── DATA FOR REVIEW

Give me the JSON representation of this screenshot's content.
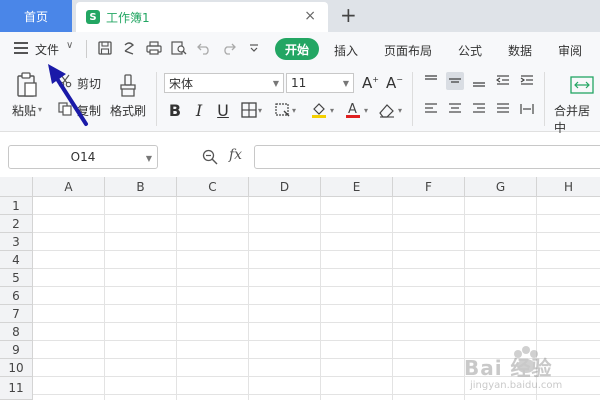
{
  "tabs": {
    "home_label": "首页",
    "doc_badge": "S",
    "doc_title": "工作簿1",
    "close_glyph": "×",
    "add_glyph": "+"
  },
  "menu": {
    "file_label": "文件",
    "active_tab": "开始",
    "tabs": [
      "插入",
      "页面布局",
      "公式",
      "数据",
      "审阅"
    ]
  },
  "ribbon": {
    "paste_label": "粘贴",
    "cut_label": "剪切",
    "copy_label": "复制",
    "format_painter_label": "格式刷",
    "font_name": "宋体",
    "font_size": "11",
    "bold": "B",
    "italic": "I",
    "underline": "U",
    "merge_center_label": "合并居中"
  },
  "formula_bar": {
    "name_box_value": "O14",
    "fx_label": "fx",
    "formula_value": ""
  },
  "grid": {
    "columns": [
      "A",
      "B",
      "C",
      "D",
      "E",
      "F",
      "G",
      "H"
    ],
    "rows": [
      "1",
      "2",
      "3",
      "4",
      "5",
      "6",
      "7",
      "8",
      "9",
      "10",
      "11"
    ]
  },
  "colors": {
    "accent_green": "#23a663",
    "home_tab_blue": "#4a86e8",
    "annotation_arrow": "#1a1aa8"
  },
  "watermark": {
    "brand": "Bai 经验",
    "url": "jingyan.baidu.com"
  }
}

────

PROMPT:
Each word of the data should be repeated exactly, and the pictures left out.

WRITTEN REPLY:
Give me the JSON representation of this screenshot's content.
{
  "tabs": {
    "home_label": "首页",
    "doc_badge": "S",
    "doc_title": "工作簿1",
    "close_glyph": "×",
    "add_glyph": "+"
  },
  "menu": {
    "file_label": "文件",
    "active_tab": "开始",
    "tabs": [
      "插入",
      "页面布局",
      "公式",
      "数据",
      "审阅"
    ]
  },
  "ribbon": {
    "paste_label": "粘贴",
    "cut_label": "剪切",
    "copy_label": "复制",
    "format_painter_label": "格式刷",
    "font_name": "宋体",
    "font_size": "11",
    "bold": "B",
    "italic": "I",
    "underline": "U",
    "merge_center_label": "合并居中"
  },
  "formula_bar": {
    "name_box_value": "O14",
    "fx_label": "fx",
    "formula_value": ""
  },
  "grid": {
    "columns": [
      "A",
      "B",
      "C",
      "D",
      "E",
      "F",
      "G",
      "H"
    ],
    "rows": [
      "1",
      "2",
      "3",
      "4",
      "5",
      "6",
      "7",
      "8",
      "9",
      "10",
      "11"
    ]
  },
  "colors": {
    "accent_green": "#23a663",
    "home_tab_blue": "#4a86e8",
    "annotation_arrow": "#1a1aa8"
  },
  "watermark": {
    "brand": "Bai 经验",
    "url": "jingyan.baidu.com"
  }
}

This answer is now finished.